I'm not an attorney; and don't know the limits to which fresh information may have impact on subsequent cases, or on appeal. It does seem to me that the Judge should find the law unconstitutional on the basis of the fact that he is being forced to make a determination concerning a church that the official body of the church says isn't so. To me that makes the law unconstitutional on the face of it; though I understand that the CANA attorneys are opposing any such "facial" decision -- on what basis I don't know; and perhaps this will have to go to SCOTUS for a final decision.

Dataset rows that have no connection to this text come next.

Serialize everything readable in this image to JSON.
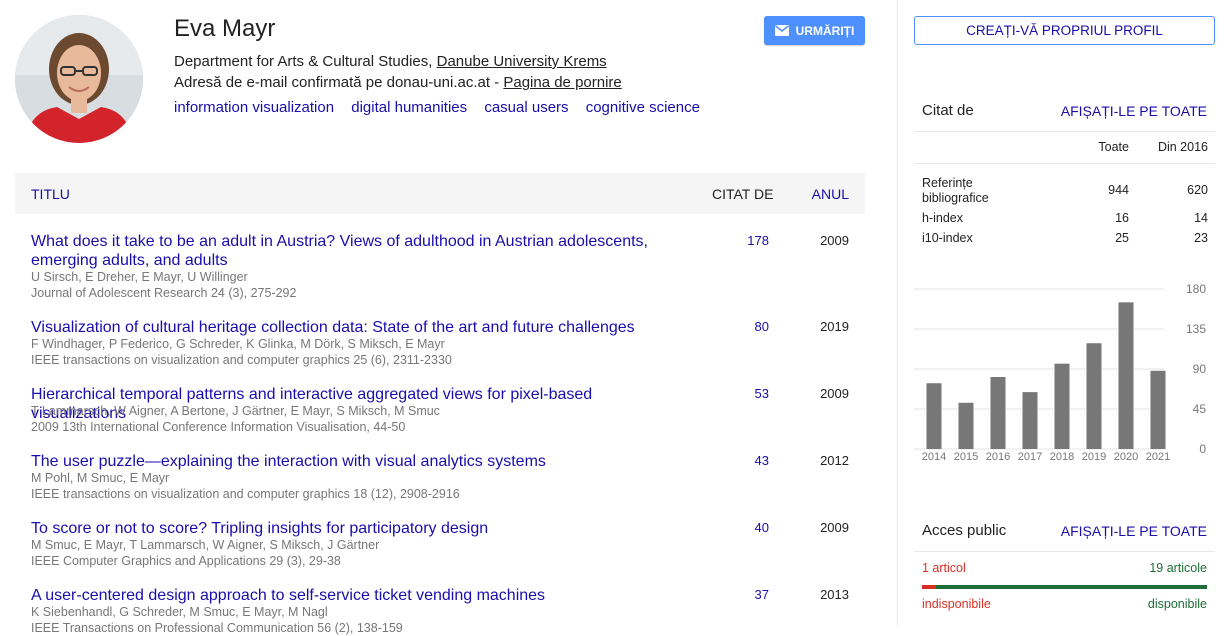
{
  "profile": {
    "name": "Eva Mayr",
    "affiliation_prefix": "Department for Arts & Cultural Studies, ",
    "affiliation_link": "Danube University Krems",
    "email_text": "Adresă de e-mail confirmată pe donau-uni.ac.at - ",
    "homepage_link": "Pagina de pornire",
    "interests": [
      "information visualization",
      "digital humanities",
      "casual users",
      "cognitive science"
    ]
  },
  "follow_button": {
    "label": "URMĂRIȚI",
    "icon": "envelope-icon"
  },
  "create_profile_button": {
    "label": "CREAȚI-VĂ PROPRIUL PROFIL"
  },
  "table": {
    "headers": {
      "title": "TITLU",
      "cited": "CITAT DE",
      "year": "ANUL"
    },
    "rows": [
      {
        "title": "What does it take to be an adult in Austria? Views of adulthood in Austrian adolescents, emerging adults, and adults",
        "authors": "U Sirsch, E Dreher, E Mayr, U Willinger",
        "venue": "Journal of Adolescent Research 24 (3), 275-292",
        "cited": "178",
        "year": "2009"
      },
      {
        "title": "Visualization of cultural heritage collection data: State of the art and future challenges",
        "authors": "F Windhager, P Federico, G Schreder, K Glinka, M Dörk, S Miksch, E Mayr",
        "venue": "IEEE transactions on visualization and computer graphics 25 (6), 2311-2330",
        "cited": "80",
        "year": "2019"
      },
      {
        "title": "Hierarchical temporal patterns and interactive aggregated views for pixel-based visualizations",
        "authors": "T Lammarsch, W Aigner, A Bertone, J Gärtner, E Mayr, S Miksch, M Smuc",
        "venue": "2009 13th International Conference Information Visualisation, 44-50",
        "cited": "53",
        "year": "2009"
      },
      {
        "title": "The user puzzle—explaining the interaction with visual analytics systems",
        "authors": "M Pohl, M Smuc, E Mayr",
        "venue": "IEEE transactions on visualization and computer graphics 18 (12), 2908-2916",
        "cited": "43",
        "year": "2012"
      },
      {
        "title": "To score or not to score? Tripling insights for participatory design",
        "authors": "M Smuc, E Mayr, T Lammarsch, W Aigner, S Miksch, J Gärtner",
        "venue": "IEEE Computer Graphics and Applications 29 (3), 29-38",
        "cited": "40",
        "year": "2009"
      },
      {
        "title": "A user-centered design approach to self-service ticket vending machines",
        "authors": "K Siebenhandl, G Schreder, M Smuc, E Mayr, M Nagl",
        "venue": "IEEE Transactions on Professional Communication 56 (2), 138-159",
        "cited": "37",
        "year": "2013"
      }
    ]
  },
  "cited_by": {
    "title": "Citat de",
    "show_all": "AFIȘAȚI-LE PE TOATE",
    "col_all": "Toate",
    "col_since": "Din 2016",
    "rows": [
      {
        "label": "Referințe bibliografice",
        "all": "944",
        "since": "620"
      },
      {
        "label": "h-index",
        "all": "16",
        "since": "14"
      },
      {
        "label": "i10-index",
        "all": "25",
        "since": "23"
      }
    ]
  },
  "chart_data": {
    "type": "bar",
    "categories": [
      "2014",
      "2015",
      "2016",
      "2017",
      "2018",
      "2019",
      "2020",
      "2021"
    ],
    "values": [
      74,
      52,
      81,
      64,
      96,
      119,
      165,
      88
    ],
    "ylim": [
      0,
      180
    ],
    "yticks": [
      "180",
      "135",
      "90",
      "45",
      "0"
    ],
    "bar_color": "#777777"
  },
  "public_access": {
    "title": "Acces public",
    "show_all": "AFIȘAȚI-LE PE TOATE",
    "unavailable_count": "1 articol",
    "available_count": "19 articole",
    "unavailable_label": "indisponibile",
    "available_label": "disponibile",
    "colors": {
      "unavailable": "#d93025",
      "available": "#1e6e37"
    }
  }
}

In any case, it appears to be clear that a 'division' as understood by the Judge has not happened, and we are, by their own admission, dealing with a minority "movement" of sorts within the Anglican Communion and Episcopal Church.

I await the judge's decision, and hope he will see the problem in this light, and extricate himself from the necessary entanglement of determining what the doctrine of the church is concerning its own structure!

Anonymous said...

EmilyH, yes, the record is closed. The only way it re-opens on that issue is if the trial court decision is vacated by the Supreme Court of Virginia and it's remanded for a new trial.

And that argument was made by TEC/the Diocese.

Tobias Stanislas Haller BSG said...

Well, the decision is in and I remain appalled that this judge does not seem to grasp the import of the SCOTUS decision that recommended churches either change deeds or add a clause to their governing documents to formalize an informal trust relationship, in order to clarify that relationship. We inherited it from England, and never saw the need to put it into our codes (unlike the RCs, Orthodox, etc., who created the assortment of corporations sole &c. to accomplish this from the outset.) But once in the code, the Dennis Canon is the law. So Bellow's argument that the church "could have" enacted individual trust documents but didn't ignores the fact that TEC did what SCOTUS said to do as a recognizable and approved alternative.

This virtually guarantees this case will go on to appeal, and will perhaps need to end up in SCOTUS -- otherwise TEC is being forced to ignore its own rules and adopt an essentially congregational polity at the insistence of the state. And if that's not entanglement, I don't know what is.